Police say library book loans lead to student gun arrest

by: Mark Winne Updated:

Graeme Helmer is accused of two counts of possession of a weapon on school property.

ALPHARETTA, Ga. - A student from Independence High School in Alpharetta is facing charges for having weapons in his car.

His lawyer said the student willingly let authorities search his vehicle.

Channel 2 investigative reporter Mark Winne found out the student's book choices from the school library started it all.

His lawyer said Graeme Helmer woke up Thursday and went to Independence High School and then the next day he awoke in the Fulton County Jail.

Helmer is accused of two counts of possession of a weapon on school property.

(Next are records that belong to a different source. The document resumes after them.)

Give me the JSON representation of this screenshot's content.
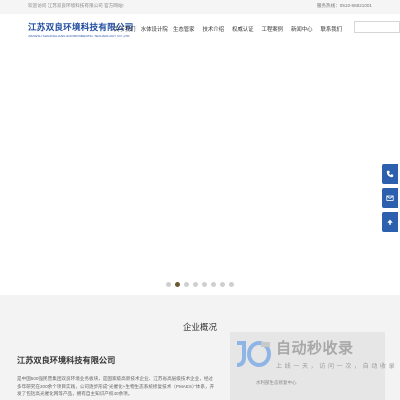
{
  "topbar": {
    "welcome": "欢迎访问 江苏双良环境科技有限公司 官方网站!",
    "hotline_label": "服务热线：",
    "hotline_number": "0510-86821001"
  },
  "logo": {
    "name_cn": "江苏双良环境科技有限公司",
    "name_en": "JIANGSU SHUANGLIANG ENVIRONMENTAL TECHNOLOGY CO.,LTD."
  },
  "nav": {
    "items": [
      {
        "label": "关于我们"
      },
      {
        "label": "水体设计院"
      },
      {
        "label": "生态管家"
      },
      {
        "label": "技术介绍"
      },
      {
        "label": "权威认证"
      },
      {
        "label": "工程案例"
      },
      {
        "label": "新闻中心"
      },
      {
        "label": "联系我们"
      }
    ]
  },
  "search": {
    "placeholder": "",
    "value": ""
  },
  "carousel": {
    "count": 8,
    "active_index": 1
  },
  "side_tools": [
    {
      "icon": "phone-icon"
    },
    {
      "icon": "mail-icon"
    },
    {
      "icon": "arrow-up-icon"
    }
  ],
  "section": {
    "title": "企业概况",
    "company_name": "江苏双良环境科技有限公司",
    "description": "是中国500强民营集团双良环境业务板块，是国家级高新技术企业、江苏省高层级技术企业，经过多年研究在200余个项目实践，公司逐步形成“光催化+生物生态系统修复技术（PMAES）”体系，开发了包括高光催化网等产品，拥有自主知识产权40余项。",
    "right_link": "水利部生态修复中心"
  },
  "watermark": {
    "title": "自动秒收录",
    "subtitle": "上 线 一 天 ， 访 问 一 次 ， 自 动 收 录"
  },
  "colors": {
    "brand": "#1d4a9e",
    "side_button": "#2c5fae",
    "dot_active": "#6b5a2f",
    "section_bg": "#f3f3f3"
  }
}
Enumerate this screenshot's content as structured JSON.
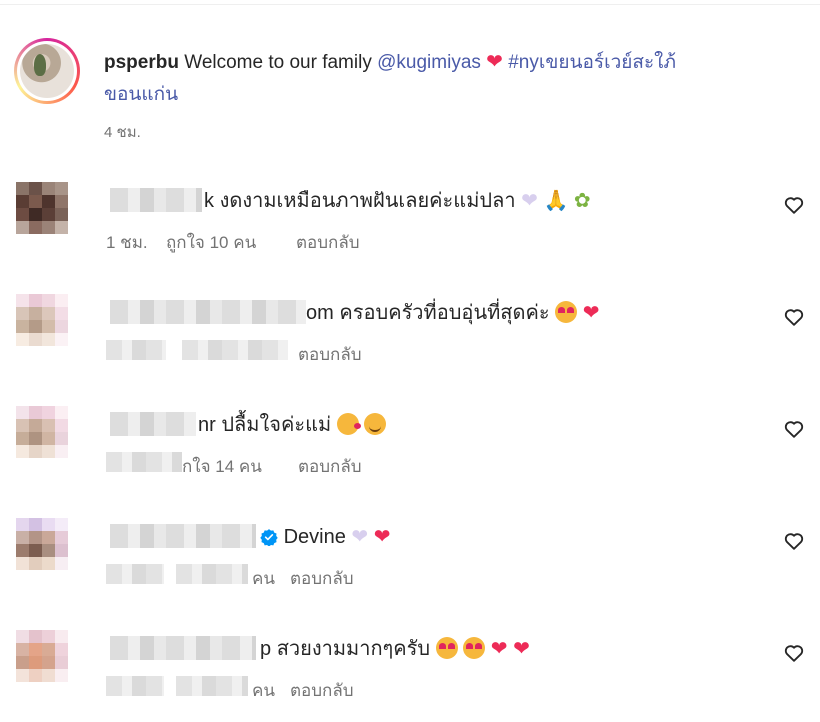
{
  "post": {
    "username": "psperbu",
    "caption_text": "Welcome to our family",
    "mention": "@kugimiyas",
    "hashtag_line1": "#nyเขยนอร์เวย์สะใภ้",
    "hashtag_line2": "ขอนแก่น",
    "time": "4 ชม."
  },
  "comments": [
    {
      "visible_user_fragment": "k",
      "text": "งดงามเหมือนภาพฝันเลยค่ะแม่ปลา",
      "time": "1 ชม.",
      "likes": "ถูกใจ 10 คน",
      "reply": "ตอบกลับ"
    },
    {
      "visible_user_fragment": "om",
      "text": "ครอบครัวที่อบอุ่นที่สุดค่ะ",
      "reply": "ตอบกลับ"
    },
    {
      "visible_user_fragment": "nr",
      "text": "ปลื้มใจค่ะแม่",
      "likes": "กใจ 14 คน",
      "reply": "ตอบกลับ"
    },
    {
      "text": "Devine",
      "likes": "คน",
      "reply": "ตอบกลับ"
    },
    {
      "visible_user_fragment": "p",
      "text": "สวยงามมากๆครับ",
      "likes": "คน",
      "reply": "ตอบกลับ"
    }
  ],
  "icons": {
    "like": "heart-outline-icon",
    "verified": "verified-badge-icon"
  },
  "colors": {
    "link": "#4a5aa8",
    "heart": "#ed2b57",
    "muted": "#737373",
    "verified": "#0095f6"
  }
}
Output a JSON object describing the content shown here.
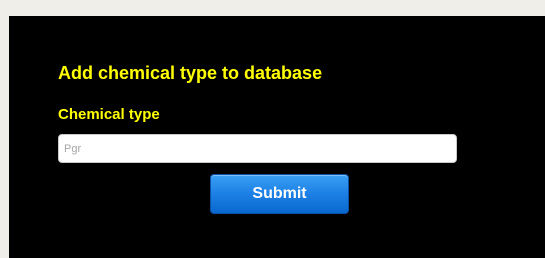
{
  "form": {
    "title": "Add chemical type to database",
    "field_label": "Chemical type",
    "input_value": "",
    "input_placeholder": "Pgr",
    "submit_label": "Submit"
  },
  "colors": {
    "page_background": "#f0eee9",
    "panel_background": "#000000",
    "label_text": "#ffff00",
    "button_blue": "#1f82e6",
    "button_text": "#ffffff"
  }
}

"My intention and hope is to try to produce the evidence necessary to give the state a reason to believe that this is not what they initially believed," Helmer's lawyer Charles Lea said.

Winne obtained a "statement of witness" by an officer with the Fulton County Schools Police Department.

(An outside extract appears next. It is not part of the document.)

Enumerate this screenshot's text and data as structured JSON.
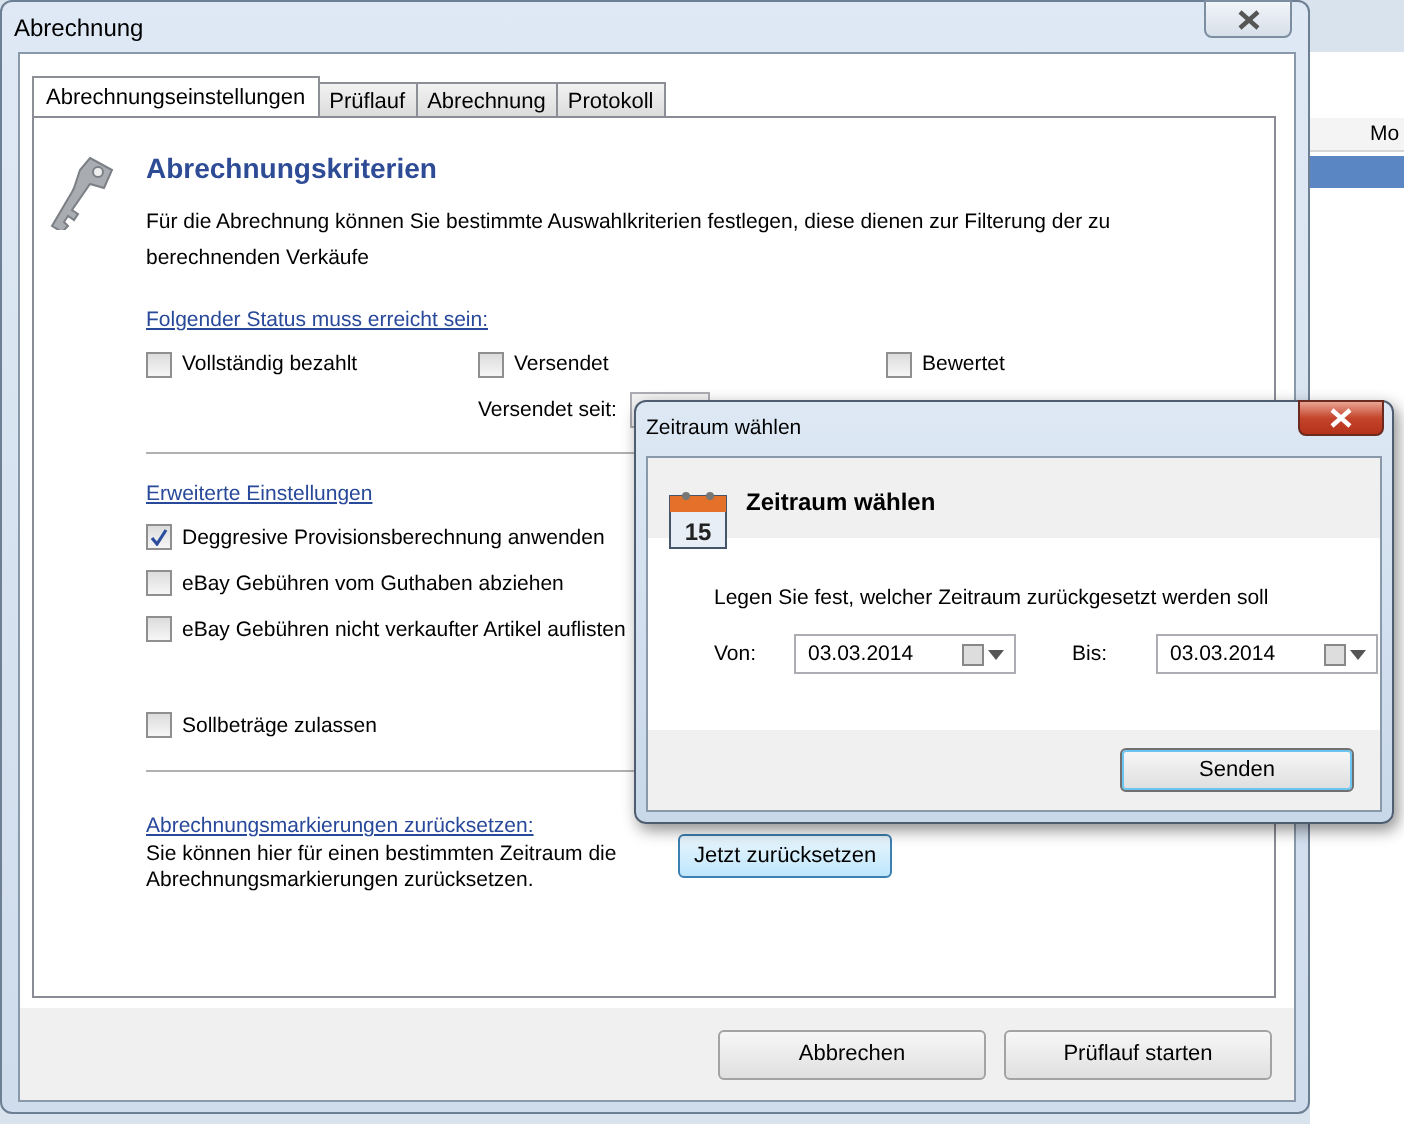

The statement suggests a counselor directed the school resources officer at Independence High toward Helmer.

"(The) accused/student checked out several books concerning hate crimes, school shootings, etc. which raised the alarm of school officials."

The statement went on to say, "A meeting with the parents of the accused was arranged who concurred with the safety concerns of school officials."

The statement says a subsequent patrol of the school parking lot revealed a, "Military-issue knife on the driver's seat"

Documents also refer to another military style knife secured after speaking with the accused, along with two Airsoft pistols.

"It was only after the parents left that they asked to go look in Graeme's vehicle and Graeme said certainly," Lea said.

Lea said he's aware of an email sent out by the school principal the saying at one point said, "As alarming as this sounds, please know that this situation was handled swiftly and immediately. The learning process was not disrupted and students and staff were not in harm's way."

"No he was not plotting anything. I think the school acted appropriately when they saw what objectively speaking would be signs of a concern," Lea said. "It doesn't add up to what the school was imagining it might."